Over the last few days, this stark letter of solidarity has been spreading like wildfire across the internet, shared by over 300 women working in Hollywood but with aims to go much further than that one industry.
Being an ostensibly online movement, it is hard not to compare it to the #MeToo movement that commanded people’s attention throughout the end of 2017. However, with a new year, comes a new outlook it seems.
#MeToo was originally started in 2007 by activist Tarana Burke, but it took the Weinstein scandal to bring it to the forefront of people’s minds once again, when Alyssa Milano called to her followers to share their own stories. Within 48 hours, the hashtag had been used over a million times, and over 12 million Facebook posts included it. This campaign was all about raising awareness, and indeed it did. 45% of Facebook users in the US said that they knew someone who had shared a story accompanied by the hashtag.
#TIMESUP is the follow-up movement, designed not just to show the pervasive spread of sexual harassment and assault in seemingly every industry, but also with a call to action. Having only been active for two days at the time of writing, TIME’S UP has amassed over 122k followers between Instagram and Twitter, rivalling the furore that took place in the first 48 hours of #MeToo. Yet this time, the women of Hollywood who brought this movement into the spotlight are not only calling out for voices across the globe to speak out, valuable as that is. TIME’S UP have detailed their intent to effect legal change across different countries, industries, and backgrounds.

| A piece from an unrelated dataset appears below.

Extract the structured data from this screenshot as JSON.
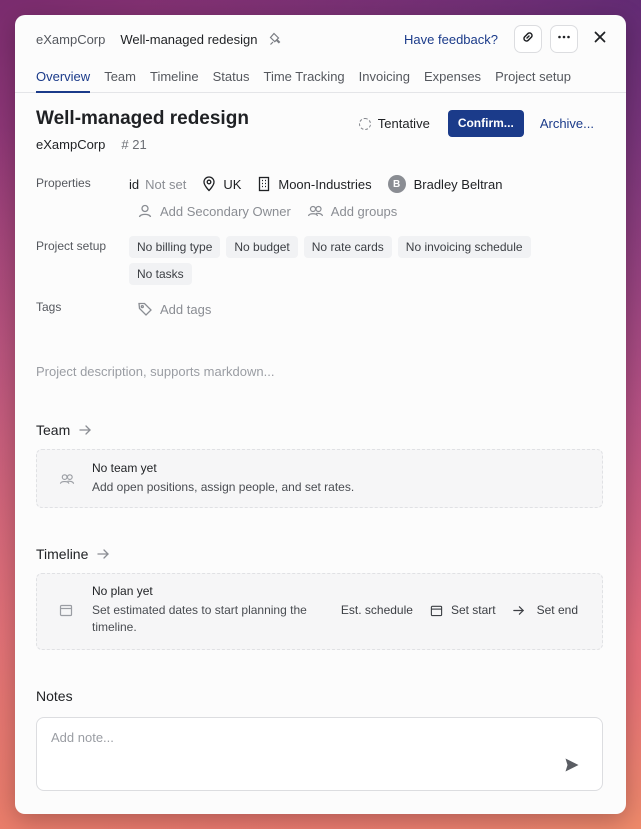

Is this the way forward for online activism? It has long since been proven that attention can be grabbed with the right face attached to a movement and enough luck to get your hashtags established in the algorithms, but will it play out and effect the change that TIME’S UP pledges to achieve? Only time will tell, but here’s hoping it tells more than words on a screen.